In the Know: Lisa Gwilliam, Neal's Yard Remedies

What do I need to keep in mind when giving pre and postnatal massages?

Avoid massage in the first trimester unless their doctor or midwife has recommended it. Gentle massage throughout pregnancy is generally considered safe if you are in good health, but as 85% of miscarriages happen in the first trimester, massage is generally avoided to protect your practice
 
Give extra support to the body: use cushions, bolsters and bed adjustments to keep your client comfortable and supported. When the client is lying on their side, have them hugging a large pillow, with their legs bent and the top leg on a bolster.

When they are lying face up, always have their back in a semi upright position and a bolster under their knees - to relax the abdomen and flatten the lower back. Avoid having them lie flat and on the stomach, also keep a pillow under the head at all times and double-check that all positions are comfortable

Avoid the ankle/wrist area and pressure points on lower sacrum. The ankle and wrist area correspond to the uterus in reflexology and these areas are often massaged in order to bring on labour so are therefore avoided during pregnancy. Pressure points on the lower sacrum are also very delicate during pregnancy and it can therefore be uncomfortable for the client if you come into contact with them. 

Avoid tapotement and stimulating massage techniques: when you are pregnant you have heightened circulation and can sometimes be more sensitive so it’s best to avoid these invigorating techniques. 

Always check to see if they would like their stomach massaged. The stomach is an area that your pregnant clients might feel very protective about and potentially not want massaged, so always double check that. 

If they are happy to have it done, the massage should be carried out with light, stroking movements. Check this when giving postnatal treatments too, in case there are caesarean scars.

Avoid essential oils unless you are using a blend that specifically states it is safe for pregnancy or you are a trained aromatherapist. This is because there are contraindications with some essential oils and blends during pregnancy.

It is also worth bearing in mind that sense of smell is heightened during pregnancy, so clients may want to avoid essential oils for this reason as well. Clients having postnatal massages might also want to stay away from essentials if they are breastfeeding, as they can transfer into the breast milk
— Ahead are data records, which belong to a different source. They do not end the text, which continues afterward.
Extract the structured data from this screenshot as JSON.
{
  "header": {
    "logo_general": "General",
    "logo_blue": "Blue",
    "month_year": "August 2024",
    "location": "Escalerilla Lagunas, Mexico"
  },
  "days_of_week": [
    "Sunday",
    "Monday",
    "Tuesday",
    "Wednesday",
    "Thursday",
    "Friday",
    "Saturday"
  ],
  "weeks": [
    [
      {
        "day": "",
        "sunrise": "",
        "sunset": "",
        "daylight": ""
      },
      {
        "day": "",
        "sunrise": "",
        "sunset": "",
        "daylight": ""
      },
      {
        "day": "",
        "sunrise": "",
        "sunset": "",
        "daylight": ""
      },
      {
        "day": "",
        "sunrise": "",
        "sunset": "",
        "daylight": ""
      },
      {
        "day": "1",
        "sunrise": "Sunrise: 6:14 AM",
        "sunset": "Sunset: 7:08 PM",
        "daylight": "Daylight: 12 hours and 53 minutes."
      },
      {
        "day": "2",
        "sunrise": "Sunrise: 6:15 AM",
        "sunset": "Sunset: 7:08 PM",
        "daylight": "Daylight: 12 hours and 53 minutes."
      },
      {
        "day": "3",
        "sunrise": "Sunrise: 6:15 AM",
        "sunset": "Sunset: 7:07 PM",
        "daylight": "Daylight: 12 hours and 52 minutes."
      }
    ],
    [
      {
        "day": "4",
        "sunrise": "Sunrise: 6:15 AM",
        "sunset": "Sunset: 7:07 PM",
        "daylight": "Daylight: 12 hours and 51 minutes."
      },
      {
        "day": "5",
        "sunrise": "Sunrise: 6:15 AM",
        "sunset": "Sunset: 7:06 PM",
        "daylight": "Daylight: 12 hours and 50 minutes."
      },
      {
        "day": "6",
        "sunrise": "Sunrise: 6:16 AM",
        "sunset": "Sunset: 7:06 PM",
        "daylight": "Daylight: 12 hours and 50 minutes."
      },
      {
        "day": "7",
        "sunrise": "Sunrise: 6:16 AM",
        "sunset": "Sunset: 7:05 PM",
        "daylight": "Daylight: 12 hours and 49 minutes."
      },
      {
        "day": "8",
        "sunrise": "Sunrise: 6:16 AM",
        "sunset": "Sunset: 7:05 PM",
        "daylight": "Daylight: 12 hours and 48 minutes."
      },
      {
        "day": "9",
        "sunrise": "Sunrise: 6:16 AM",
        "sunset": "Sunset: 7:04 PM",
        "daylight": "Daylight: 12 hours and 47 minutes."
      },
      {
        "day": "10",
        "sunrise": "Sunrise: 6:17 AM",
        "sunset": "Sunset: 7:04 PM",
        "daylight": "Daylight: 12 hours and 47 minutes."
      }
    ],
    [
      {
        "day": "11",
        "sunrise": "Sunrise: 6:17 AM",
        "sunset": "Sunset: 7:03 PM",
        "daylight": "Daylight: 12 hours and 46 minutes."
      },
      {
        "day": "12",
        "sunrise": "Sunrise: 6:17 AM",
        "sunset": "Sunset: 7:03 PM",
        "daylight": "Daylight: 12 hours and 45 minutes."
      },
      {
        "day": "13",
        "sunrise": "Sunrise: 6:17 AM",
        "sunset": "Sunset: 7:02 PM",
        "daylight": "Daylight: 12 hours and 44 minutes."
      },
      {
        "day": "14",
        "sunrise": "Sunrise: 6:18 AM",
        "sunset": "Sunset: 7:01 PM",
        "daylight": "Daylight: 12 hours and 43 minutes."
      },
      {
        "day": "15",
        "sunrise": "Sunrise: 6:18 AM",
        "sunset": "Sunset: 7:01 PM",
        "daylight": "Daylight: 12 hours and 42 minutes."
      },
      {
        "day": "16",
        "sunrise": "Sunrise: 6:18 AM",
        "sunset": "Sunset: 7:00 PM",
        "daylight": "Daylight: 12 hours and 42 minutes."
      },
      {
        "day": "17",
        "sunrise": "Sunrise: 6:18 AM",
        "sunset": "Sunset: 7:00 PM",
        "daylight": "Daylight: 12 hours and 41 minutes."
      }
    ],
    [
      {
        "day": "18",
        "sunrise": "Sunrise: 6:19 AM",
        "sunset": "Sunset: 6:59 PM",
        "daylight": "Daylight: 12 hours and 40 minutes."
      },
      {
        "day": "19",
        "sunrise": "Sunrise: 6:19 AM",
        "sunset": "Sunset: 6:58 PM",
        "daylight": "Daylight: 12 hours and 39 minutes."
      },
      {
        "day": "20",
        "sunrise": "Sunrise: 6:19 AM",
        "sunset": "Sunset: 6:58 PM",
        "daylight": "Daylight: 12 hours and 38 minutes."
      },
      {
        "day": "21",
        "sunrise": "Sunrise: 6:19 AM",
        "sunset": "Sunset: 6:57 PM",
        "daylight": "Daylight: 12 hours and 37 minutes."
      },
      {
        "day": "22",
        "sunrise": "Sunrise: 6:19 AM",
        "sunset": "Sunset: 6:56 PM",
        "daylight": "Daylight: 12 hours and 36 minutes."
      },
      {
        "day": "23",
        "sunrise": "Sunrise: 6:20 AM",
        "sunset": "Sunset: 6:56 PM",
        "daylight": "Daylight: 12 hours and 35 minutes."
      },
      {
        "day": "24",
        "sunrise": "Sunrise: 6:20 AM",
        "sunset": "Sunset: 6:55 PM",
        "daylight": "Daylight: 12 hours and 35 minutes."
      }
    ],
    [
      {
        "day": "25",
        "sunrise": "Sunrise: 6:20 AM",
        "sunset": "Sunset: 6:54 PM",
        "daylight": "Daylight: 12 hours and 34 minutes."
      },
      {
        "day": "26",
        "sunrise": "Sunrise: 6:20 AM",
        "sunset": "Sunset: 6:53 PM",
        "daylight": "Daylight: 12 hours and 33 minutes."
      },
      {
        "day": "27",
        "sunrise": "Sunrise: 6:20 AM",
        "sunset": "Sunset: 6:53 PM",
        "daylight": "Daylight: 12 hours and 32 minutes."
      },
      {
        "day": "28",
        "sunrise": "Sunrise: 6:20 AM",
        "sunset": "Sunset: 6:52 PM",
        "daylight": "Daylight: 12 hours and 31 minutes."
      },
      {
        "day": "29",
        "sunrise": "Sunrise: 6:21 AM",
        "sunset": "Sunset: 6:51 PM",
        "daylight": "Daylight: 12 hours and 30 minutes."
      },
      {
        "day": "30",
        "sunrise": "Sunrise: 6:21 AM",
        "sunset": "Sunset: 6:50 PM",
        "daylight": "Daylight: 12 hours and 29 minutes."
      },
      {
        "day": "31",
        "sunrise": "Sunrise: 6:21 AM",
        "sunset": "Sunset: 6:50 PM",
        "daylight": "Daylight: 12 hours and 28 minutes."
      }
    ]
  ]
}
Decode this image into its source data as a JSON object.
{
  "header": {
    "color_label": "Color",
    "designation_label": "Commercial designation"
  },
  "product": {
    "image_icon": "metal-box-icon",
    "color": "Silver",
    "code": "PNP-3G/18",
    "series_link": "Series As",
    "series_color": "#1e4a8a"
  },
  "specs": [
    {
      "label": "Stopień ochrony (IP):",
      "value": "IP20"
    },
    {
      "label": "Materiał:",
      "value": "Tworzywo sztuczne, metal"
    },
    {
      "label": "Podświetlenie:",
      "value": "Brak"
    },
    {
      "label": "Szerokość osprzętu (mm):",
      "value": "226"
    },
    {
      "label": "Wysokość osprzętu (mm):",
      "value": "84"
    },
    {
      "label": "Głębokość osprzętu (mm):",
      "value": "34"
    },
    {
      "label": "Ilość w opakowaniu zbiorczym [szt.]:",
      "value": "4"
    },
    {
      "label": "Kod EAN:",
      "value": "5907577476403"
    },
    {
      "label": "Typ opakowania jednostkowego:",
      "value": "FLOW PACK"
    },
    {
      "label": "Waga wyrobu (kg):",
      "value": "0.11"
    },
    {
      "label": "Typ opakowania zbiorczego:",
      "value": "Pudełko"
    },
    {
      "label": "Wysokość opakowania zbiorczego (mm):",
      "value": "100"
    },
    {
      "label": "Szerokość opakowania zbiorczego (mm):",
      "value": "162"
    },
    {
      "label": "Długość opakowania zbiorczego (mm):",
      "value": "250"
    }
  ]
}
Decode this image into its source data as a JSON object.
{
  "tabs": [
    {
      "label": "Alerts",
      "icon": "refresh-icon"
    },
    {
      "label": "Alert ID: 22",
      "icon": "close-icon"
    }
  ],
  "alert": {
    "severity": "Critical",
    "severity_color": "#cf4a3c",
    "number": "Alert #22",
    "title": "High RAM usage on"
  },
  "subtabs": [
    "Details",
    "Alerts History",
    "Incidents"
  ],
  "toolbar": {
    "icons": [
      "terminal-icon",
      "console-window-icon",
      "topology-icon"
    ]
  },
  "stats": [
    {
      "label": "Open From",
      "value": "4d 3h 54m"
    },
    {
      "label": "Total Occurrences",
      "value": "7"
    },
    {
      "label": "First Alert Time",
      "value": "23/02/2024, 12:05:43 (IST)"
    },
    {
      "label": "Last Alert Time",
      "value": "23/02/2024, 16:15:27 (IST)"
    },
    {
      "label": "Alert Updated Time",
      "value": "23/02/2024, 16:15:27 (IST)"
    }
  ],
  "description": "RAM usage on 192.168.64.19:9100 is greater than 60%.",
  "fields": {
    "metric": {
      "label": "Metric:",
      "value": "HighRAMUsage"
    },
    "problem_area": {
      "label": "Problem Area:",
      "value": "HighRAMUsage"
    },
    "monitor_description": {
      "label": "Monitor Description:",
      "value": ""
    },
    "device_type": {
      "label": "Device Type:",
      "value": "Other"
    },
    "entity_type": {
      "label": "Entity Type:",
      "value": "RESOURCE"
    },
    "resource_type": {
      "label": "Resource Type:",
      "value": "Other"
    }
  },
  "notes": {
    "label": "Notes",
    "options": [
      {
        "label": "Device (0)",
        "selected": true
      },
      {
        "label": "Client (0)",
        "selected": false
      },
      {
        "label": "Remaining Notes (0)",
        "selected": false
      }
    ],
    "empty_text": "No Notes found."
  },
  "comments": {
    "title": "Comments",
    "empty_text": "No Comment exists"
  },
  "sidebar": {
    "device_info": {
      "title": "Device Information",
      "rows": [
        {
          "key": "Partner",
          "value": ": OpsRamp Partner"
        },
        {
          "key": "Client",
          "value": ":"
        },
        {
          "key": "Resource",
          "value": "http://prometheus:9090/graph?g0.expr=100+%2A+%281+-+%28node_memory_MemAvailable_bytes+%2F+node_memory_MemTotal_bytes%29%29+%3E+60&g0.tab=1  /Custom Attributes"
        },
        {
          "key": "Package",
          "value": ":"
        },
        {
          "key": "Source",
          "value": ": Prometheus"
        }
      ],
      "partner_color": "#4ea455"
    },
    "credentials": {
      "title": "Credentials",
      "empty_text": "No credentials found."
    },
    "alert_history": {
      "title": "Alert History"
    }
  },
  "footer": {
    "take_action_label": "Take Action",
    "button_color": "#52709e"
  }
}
Lisa Gwilliam is a trained therapist and aromatherapist. Her career choice and her interest in health and wellbeing was inspired by her upbringing, as her family has always used natural remedies. She is passionate about using pure aromatherapy oils and ingredients to create products.